Council rejects Planning Commission recommendation and moves to adopt a mixed-use airport zone
The Scappoose City Council by a 5-2 decision Tuesday agreed to add a new zoning distinction that would allow for residential homes and industrial uses to exist side-by-side at Scappoose Industrial Airpark.
Councilors Larry Meres and Charles Judd voted against the idea. After some rework of the proposed zoning ordinance, a second hearing and vote is planned for Feb. 19 to ratify the decision.
Sierra Pacific Communities, the Tigard-based company that has already invested around $3 million in infrastructure around the airport, applied for the comprehensive plan amendment to include the new zone, called a mixed-use airport zone.
The city's adoption of the zone is important for Sierra Pacific as the company continues its exploration of a residential airpark concept for the airport. Residential airparks are a type of housing subdivision that, as well as having front lawns and garages, will also have personal aircraft hangers and a communal taxiway to the nearest airport, in this case Scappoose Industrial Airpark.
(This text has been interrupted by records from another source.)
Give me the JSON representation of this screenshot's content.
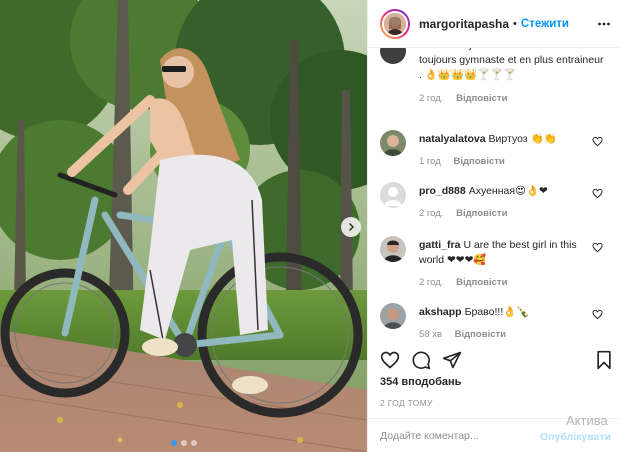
{
  "post": {
    "username": "margoritapasha",
    "separator": "•",
    "follow_label": "Стежити",
    "more_icon": "more-horizontal-icon"
  },
  "caption_partial": {
    "text": "avec vous j'ai une de mes filles est toujours gymnaste et en plus entraineur . 👌👑👑👑🍸🍸🍸",
    "time": "2 год.",
    "reply_label": "Відповісти"
  },
  "comments": [
    {
      "username": "natalyalatova",
      "text": "Виртуоз 👏👏",
      "time": "1 год",
      "reply_label": "Відповісти"
    },
    {
      "username": "pro_d888",
      "text": "Ахуенная😍👌❤",
      "time": "2 год.",
      "reply_label": "Відповісти"
    },
    {
      "username": "gatti_fra",
      "text": "U are the best girl in this world ❤❤❤🥰",
      "time": "2 год.",
      "reply_label": "Відповісти"
    },
    {
      "username": "akshapp",
      "text": "Браво!!!👌🍾",
      "time": "58 хв",
      "reply_label": "Відповісти"
    }
  ],
  "likes_text": "354 вподобань",
  "timestamp": "2 ГОД ТОМУ",
  "add_comment": {
    "placeholder": "Додайте коментар...",
    "publish_label": "Опублікувати"
  },
  "watermark": "Актива",
  "colors": {
    "accent": "#0095f6",
    "meta": "#8e8e8e",
    "liked_dot": "#3897f0"
  }
}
Sierra Pacific would have to file a future application to change an estimated 70 acres currently zoned for industrial use near the airport over to the mixed-use airport zone.
If successful, the company could then section off that portion of its landholdings around the airport for construction of a residential airpark.
The city's decision to adopt the new zone runs counter to the unanimous opinion of the Planning Commission that such a zone should not exist and the city's own staff report, which recommended denial of the application.
Mayor Scott Burge said the council is in the position to set the tone on a number of growth-related topics, including allowing an open exploration of the residential airpark concept.
'I think that discussion needs to go forward, and this is a good way for it to go forward,' Burge said.
Responding to what he perceives as pressure put on the Port of St. Helens by the Federal Aviation Administration, which has come out strongly opposed to the residential airpark concept, Burge said he hopes the vote also sends a message to the federal agency to allow communities the courtesy of self-determination.
While the FAA has repeatedly stressed to the Port Commission that support of the residential airpark concept could compromise the Port's federal airport grant assurances, Port Executive Director Gerry Meyer said he does not believe the FAA's position amounts to pressure on the Port.
'We do not feel bullied by the FAA, we don't feel that pressure,' Meyer said. 'We think they have valid concerns.'
Some of the federal agency's concerns regarding residential airparks include compromised airport security and the loss of airport control to the adjacent homeowners.
The Port controls what off-airport tenants, business or otherwise, can access the airport runway via its through-the-fence permitting system. As such, the residential airpark idea will fail to carry serious weight unless the Port has a change of heart on the matter.
Burge said he would not vote in favor of a zone change for Sierra Pacific if the Port continues to voice its opposition to airpark residential development.
'If the Port says no to residential through-the-fence access, I won't vote to allow a zone change to that zoning,' Burge said.
Meres, who ran unopposed in the November 2006 campaign on a platform he said was aimed at controlling growth, said he opposed the decision largely because it conflicts with Sierra Pacific's original declarations to use to the property for industry and job growth. Also, he said Sierra Pacific's vision for how a residential airpark would fit next to the airport is incomplete.
'The thing that bothered me the most is that [Sierra Pacific] wanted this in the toolbox, but they haven't given us any definite ideas,' Meres said.
Though there has been a run of bad blood between the Port and Sierra Pacific over the residential airpark concept, Meyer said there is nothing personal between his staff and Sierra Pacific and that he continues to look forward to working with the privately owned company.
'We continue to want a lot of the same things that Sierra Pacific wants, and that is we want industrial development at the airport,' he said. 'We support what the other businesses have done out there, but we don't feel that residential is the answer.'